In addition to these efforts, the ranks of the 4th Precinct are also growing. In response to a call from Interim Chief Dolan five officers have transferred to the Northside from other parts of the city, and more transfers are expected. According to Dolan, “A lot of cops are eager to come up to the 4th Precinct to work.” The extra $2 million in aid from the state that resulted from Chief Dolan’s recent meeting with Governor Pawlenty will be used to increase police visibility and presence in high profile, high traffic areas of the city and will have a positive effect on police levels city wide. “By taking areas like downtown off our plate, we can keep more officers out in the precincts,” said Dolan.
Chief Dolan also expressed the department’s commitment to continue its community policing initiatives. “We hope to see more beat officers along some of the more heavily traveled corridors on the Northside, like Broadway and 26th Avenues.” Dolan specifically cited the Sector 2 Initiative as one example of cops taking ownership of the crime and safety issues in their sector. “It’s about sitting down with the community and opening the lines of communication between the community and the police. It can’t be driven solely by the police or by the community. Real progress has to come from both elements working together,” Dolan said. “We need to have more people in the community working with us. We need to broaden our base of block clubs; they’re the eyes and ears for us. Anonymity is important to the average criminal, and it’s a lot harder for them to operate in areas where we have a good network of observant citizens. Block clubs are also more skilled in dealing with problem properties and we have better success in solving those problems in areas where the block club is active. The more you know your neighbors and the kids in your neighborhood, the safer you are.”
Dolan also urges residents to make an effort to get to know more of the cops who work in their sector. “Go to your community meetings and get to know who your sector lieutenants and officers are. Community policing is a two way street. We’re still evolving, but the department’s definitely moving in that direction.”
Even though the 4th Precinct has experienced a significant increase in crime in the past year, several new strategies and initiatives, by the MPD, along with an increase in staffing, have helped to reverse those trends.

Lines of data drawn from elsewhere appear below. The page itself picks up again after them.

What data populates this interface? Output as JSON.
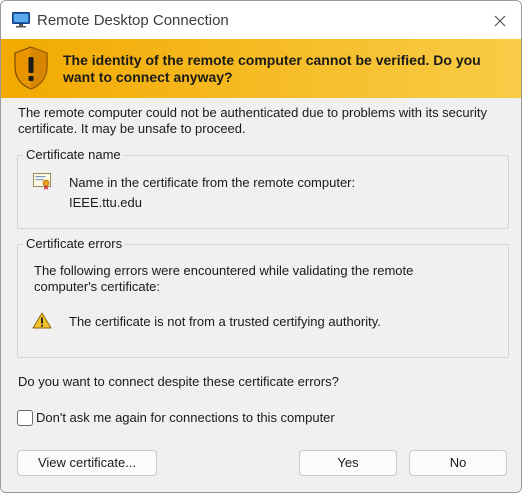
{
  "window": {
    "title": "Remote Desktop Connection",
    "icon": "remote-desktop-icon",
    "close_icon": "close-icon"
  },
  "banner": {
    "icon": "warning-shield-icon",
    "text": "The identity of the remote computer cannot be verified. Do you want to connect anyway?",
    "colors": {
      "start": "#f2a900",
      "end": "#f8cc47"
    }
  },
  "intro": "The remote computer could not be authenticated due to problems with its security certificate. It may be unsafe to proceed.",
  "certificate_name": {
    "label": "Certificate name",
    "icon": "certificate-icon",
    "line1": "Name in the certificate from the remote computer:",
    "line2": "IEEE.ttu.edu"
  },
  "certificate_errors": {
    "label": "Certificate errors",
    "description": "The following errors were encountered while validating the remote computer's certificate:",
    "icon": "warning-icon",
    "items": [
      "The certificate is not from a trusted certifying authority."
    ]
  },
  "question": "Do you want to connect despite these certificate errors?",
  "dont_ask": {
    "label": "Don't ask me again for connections to this computer",
    "checked": false
  },
  "buttons": {
    "view_certificate": "View certificate...",
    "yes": "Yes",
    "no": "No"
  }
}
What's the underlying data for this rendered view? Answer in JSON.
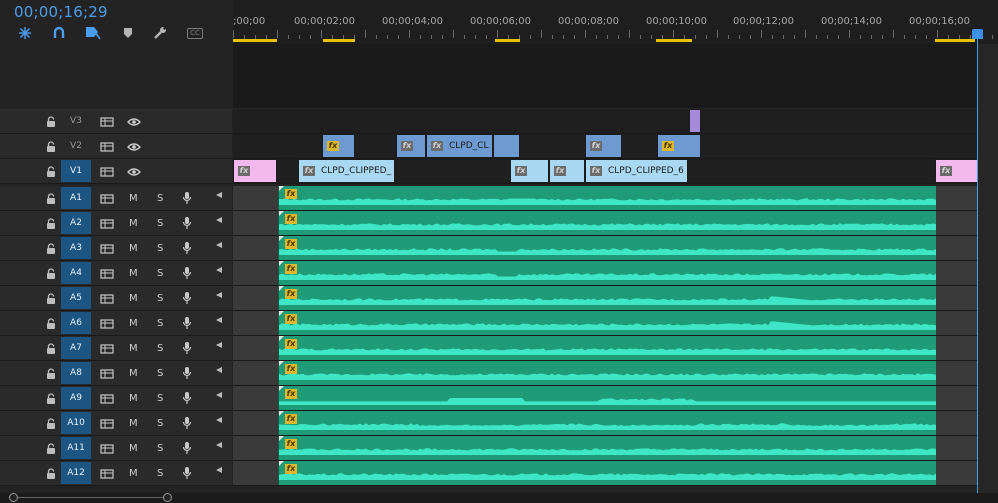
{
  "timecode": "00;00;16;29",
  "toolbar": [
    {
      "name": "snap-icon"
    },
    {
      "name": "linked-selection-icon"
    },
    {
      "name": "add-marker-icon"
    },
    {
      "name": "marker-icon"
    },
    {
      "name": "wrench-icon"
    },
    {
      "name": "captions-icon",
      "label": "CC"
    }
  ],
  "ruler": {
    "labels": [
      ";00;00",
      "00;00;02;00",
      "00;00;04;00",
      "00;00;06;00",
      "00;00;08;00",
      "00;00;10;00",
      "00;00;12;00",
      "00;00;14;00",
      "00;00;16;00"
    ]
  },
  "video_tracks": [
    {
      "label": "V3",
      "clips": [
        {
          "kind": "adj",
          "text": ""
        }
      ]
    },
    {
      "label": "V2",
      "clips": [
        {
          "kind": "v",
          "fx": "gold",
          "text": ""
        },
        {
          "kind": "v",
          "fx": "grey",
          "text": ""
        },
        {
          "kind": "v",
          "fx": "grey",
          "text": "CLPD_CL"
        },
        {
          "kind": "v",
          "fx": "",
          "text": ""
        },
        {
          "kind": "v",
          "fx": "grey",
          "text": ""
        },
        {
          "kind": "v",
          "fx": "gold",
          "text": ""
        }
      ]
    },
    {
      "label": "V1",
      "clips": [
        {
          "kind": "pink",
          "fx": "grey",
          "text": ""
        },
        {
          "kind": "v1",
          "fx": "grey",
          "text": "CLPD_CLIPPED_"
        },
        {
          "kind": "v1",
          "fx": "grey",
          "text": ""
        },
        {
          "kind": "v1",
          "fx": "grey",
          "text": ""
        },
        {
          "kind": "v1",
          "fx": "grey",
          "text": "CLPD_CLIPPED_6"
        },
        {
          "kind": "pink",
          "fx": "grey",
          "text": ""
        }
      ]
    }
  ],
  "audio_tracks": [
    {
      "label": "A1",
      "mute": "M",
      "solo": "S",
      "fx": "fx"
    },
    {
      "label": "A2",
      "mute": "M",
      "solo": "S",
      "fx": "fx"
    },
    {
      "label": "A3",
      "mute": "M",
      "solo": "S",
      "fx": "fx"
    },
    {
      "label": "A4",
      "mute": "M",
      "solo": "S",
      "fx": "fx"
    },
    {
      "label": "A5",
      "mute": "M",
      "solo": "S",
      "fx": "fx"
    },
    {
      "label": "A6",
      "mute": "M",
      "solo": "S",
      "fx": "fx"
    },
    {
      "label": "A7",
      "mute": "M",
      "solo": "S",
      "fx": "fx"
    },
    {
      "label": "A8",
      "mute": "M",
      "solo": "S",
      "fx": "fx"
    },
    {
      "label": "A9",
      "mute": "M",
      "solo": "S",
      "fx": "fx"
    },
    {
      "label": "A10",
      "mute": "M",
      "solo": "S",
      "fx": "fx"
    },
    {
      "label": "A11",
      "mute": "M",
      "solo": "S",
      "fx": "fx"
    },
    {
      "label": "A12",
      "mute": "M",
      "solo": "S",
      "fx": "fx"
    }
  ],
  "colors": {
    "timecode": "#4a9ded",
    "playhead": "#4a9ded",
    "video_clip": "#6d9bd1",
    "v1_clip": "#a9d8f2",
    "transition_clip": "#f3b8ec",
    "adjustment_clip": "#a48ad8",
    "audio_clip": "#1f9c77",
    "waveform": "#3fe6c5",
    "work_area": "#e6c200"
  }
}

A continued commitment to address these serious problems by both the Minneapolis Police Department and the residents of the Northside is required to ensure that those trends continue in the right direction.